[WHAT IS EXPECTED]
Return the records word for word. Any pictures in them are not part of the copy.

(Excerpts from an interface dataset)
+ + + +

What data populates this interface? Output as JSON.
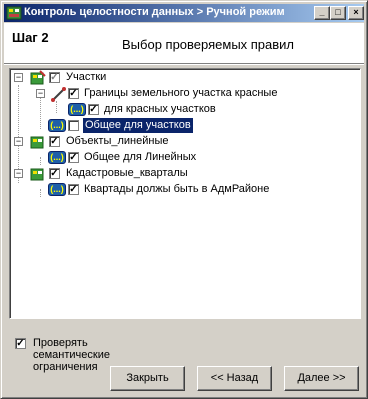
{
  "window": {
    "title": "Контроль целостности данных > Ручной режим",
    "minimize_glyph": "_",
    "maximize_glyph": "□",
    "close_glyph": "×"
  },
  "header": {
    "step": "Шаг 2",
    "description": "Выбор проверяемых правил"
  },
  "tree": {
    "nodes": [
      {
        "label": "Участки",
        "checked": "partial",
        "expanded": true
      },
      {
        "label": "Границы земельного участка красные",
        "checked": true,
        "expanded": true
      },
      {
        "label": "для красных участков",
        "checked": true
      },
      {
        "label": "Общее для участков",
        "checked": false,
        "selected": true
      },
      {
        "label": "Объекты_линейные",
        "checked": true,
        "expanded": true
      },
      {
        "label": "Общее для Линейных",
        "checked": true
      },
      {
        "label": "Кадастровые_кварталы",
        "checked": true,
        "expanded": true
      },
      {
        "label": "Квартады должы быть в АдмРайоне",
        "checked": true
      }
    ],
    "rule_icon_text": "(...)",
    "expander_open": "−",
    "check_mark": "✓"
  },
  "options": {
    "semantic_label": "Проверять семантические ограничения",
    "semantic_checked": true
  },
  "buttons": {
    "close": "Закрыть",
    "back": "<< Назад",
    "next": "Далее >>"
  },
  "colors": {
    "title_start": "#0a246a",
    "title_end": "#a6caf0",
    "dialog_bg": "#d4d0c8",
    "selection": "#0a246a"
  }
}
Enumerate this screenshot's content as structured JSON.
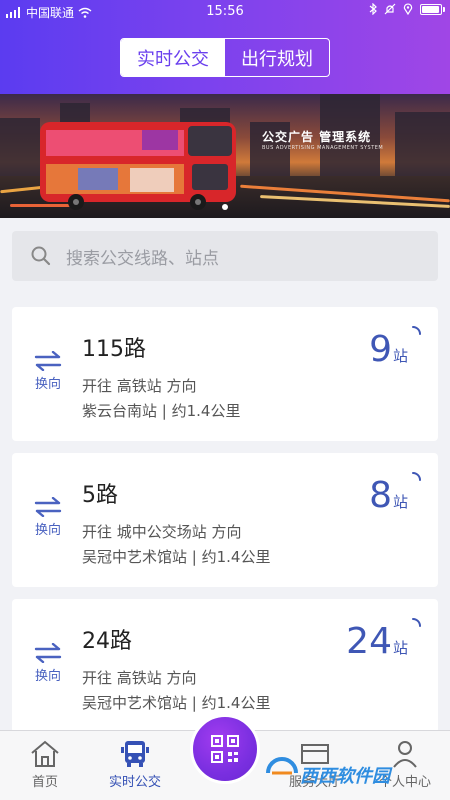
{
  "status": {
    "carrier": "中国联通",
    "time": "15:56",
    "battery_level": 0.95
  },
  "segment": {
    "active": "实时公交",
    "inactive": "出行规划"
  },
  "banner": {
    "title": "公交广告 管理系统",
    "subtitle": "BUS ADVERTISING MANAGEMENT SYSTEM"
  },
  "search": {
    "placeholder": "搜索公交线路、站点"
  },
  "cards": [
    {
      "swap_label": "换向",
      "route": "115路",
      "direction": "开往 高铁站 方向",
      "stop": "紫云台南站 | 约1.4公里",
      "count": "9",
      "unit": "站"
    },
    {
      "swap_label": "换向",
      "route": "5路",
      "direction": "开往 城中公交场站 方向",
      "stop": "吴冠中艺术馆站 | 约1.4公里",
      "count": "8",
      "unit": "站"
    },
    {
      "swap_label": "换向",
      "route": "24路",
      "direction": "开往 高铁站 方向",
      "stop": "吴冠中艺术馆站 | 约1.4公里",
      "count": "24",
      "unit": "站"
    }
  ],
  "tabs": {
    "home": "首页",
    "realtime": "实时公交",
    "service": "服务大厅",
    "profile": "个人中心"
  },
  "watermark": "西西软件园",
  "colors": {
    "accent": "#6a3fee",
    "blue": "#3f57b5",
    "fab": "#7a2fe0"
  }
}
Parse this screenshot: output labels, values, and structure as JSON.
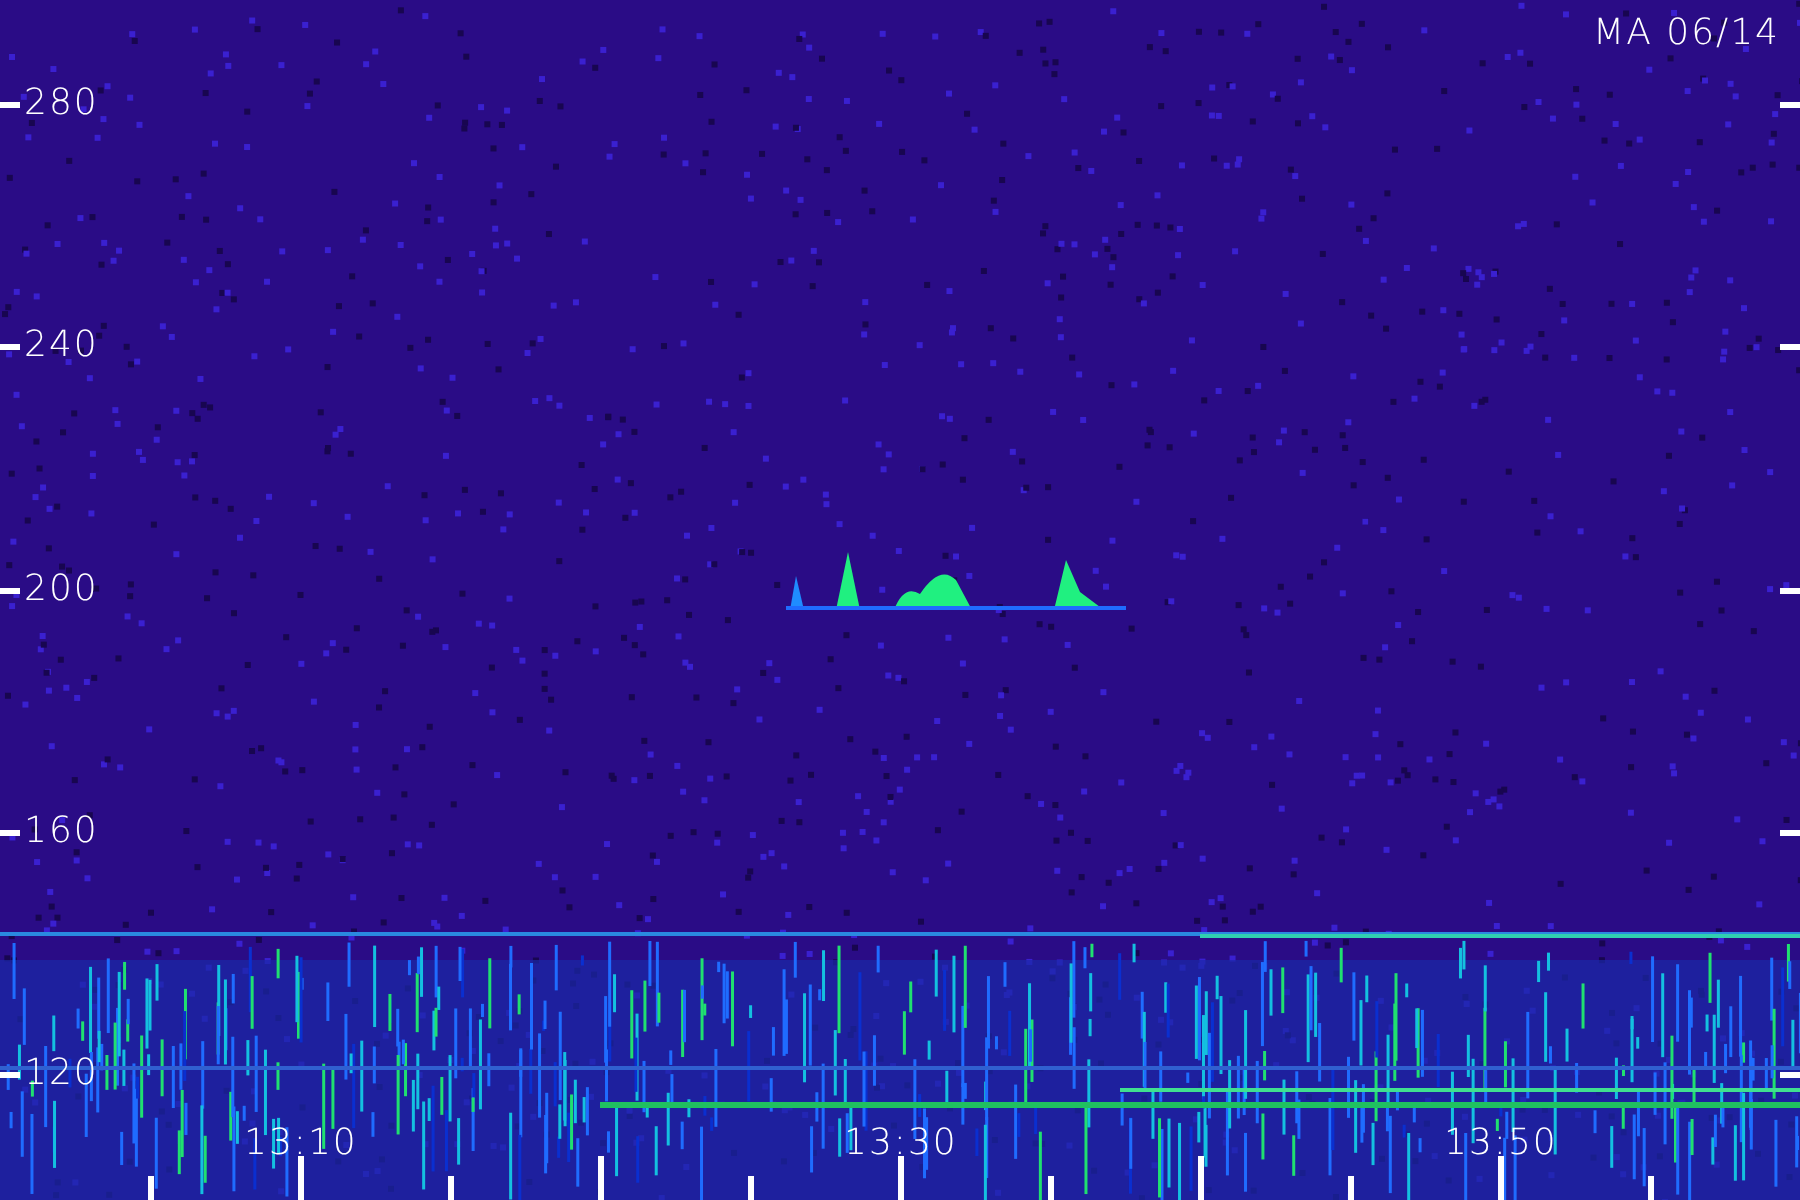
{
  "stamp": "MA 06/14",
  "y_axis": {
    "ticks": [
      "280",
      "240",
      "200",
      "160",
      "120"
    ]
  },
  "x_axis": {
    "ticks": [
      "13:10",
      "13:30",
      "13:50"
    ]
  }
}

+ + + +

[THE ANSWER]
What data populates this interface? Output as JSON.
{
  "window": {
    "title": "Контроль целостности данных > Ручной режим",
    "minimize_glyph": "_",
    "maximize_glyph": "□",
    "close_glyph": "×"
  },
  "header": {
    "step": "Шаг 2",
    "description": "Выбор проверяемых правил"
  },
  "tree": {
    "nodes": [
      {
        "label": "Участки",
        "checked": "partial",
        "expanded": true
      },
      {
        "label": "Границы земельного участка красные",
        "checked": true,
        "expanded": true
      },
      {
        "label": "для красных участков",
        "checked": true
      },
      {
        "label": "Общее для участков",
        "checked": false,
        "selected": true
      },
      {
        "label": "Объекты_линейные",
        "checked": true,
        "expanded": true
      },
      {
        "label": "Общее для Линейных",
        "checked": true
      },
      {
        "label": "Кадастровые_кварталы",
        "checked": true,
        "expanded": true
      },
      {
        "label": "Квартады должы быть в АдмРайоне",
        "checked": true
      }
    ],
    "rule_icon_text": "(...)",
    "expander_open": "−",
    "check_mark": "✓"
  },
  "options": {
    "semantic_label": "Проверять семантические ограничения",
    "semantic_checked": true
  },
  "buttons": {
    "close": "Закрыть",
    "back": "<< Назад",
    "next": "Далее >>"
  },
  "colors": {
    "title_start": "#0a246a",
    "title_end": "#a6caf0",
    "dialog_bg": "#d4d0c8",
    "selection": "#0a246a"
  }
}
Enumerate this screenshot's content as structured JSON.
{
  "status": {
    "carrier": "中国联通",
    "time": "15:56",
    "battery_level": 0.95
  },
  "segment": {
    "active": "实时公交",
    "inactive": "出行规划"
  },
  "banner": {
    "title": "公交广告 管理系统",
    "subtitle": "BUS ADVERTISING MANAGEMENT SYSTEM"
  },
  "search": {
    "placeholder": "搜索公交线路、站点"
  },
  "cards": [
    {
      "swap_label": "换向",
      "route": "115路",
      "direction": "开往 高铁站 方向",
      "stop": "紫云台南站 | 约1.4公里",
      "count": "9",
      "unit": "站"
    },
    {
      "swap_label": "换向",
      "route": "5路",
      "direction": "开往 城中公交场站 方向",
      "stop": "吴冠中艺术馆站 | 约1.4公里",
      "count": "8",
      "unit": "站"
    },
    {
      "swap_label": "换向",
      "route": "24路",
      "direction": "开往 高铁站 方向",
      "stop": "吴冠中艺术馆站 | 约1.4公里",
      "count": "24",
      "unit": "站"
    }
  ],
  "tabs": {
    "home": "首页",
    "realtime": "实时公交",
    "service": "服务大厅",
    "profile": "个人中心"
  },
  "watermark": "西西软件园",
  "colors": {
    "accent": "#6a3fee",
    "blue": "#3f57b5",
    "fab": "#7a2fe0"
  }
}
Parse this screenshot: output labels, values, and structure as JSON.
{
  "stamp": "MA 06/14",
  "y_axis": {
    "ticks": [
      "280",
      "240",
      "200",
      "160",
      "120"
    ]
  },
  "x_axis": {
    "ticks": [
      "13:10",
      "13:30",
      "13:50"
    ]
  }
}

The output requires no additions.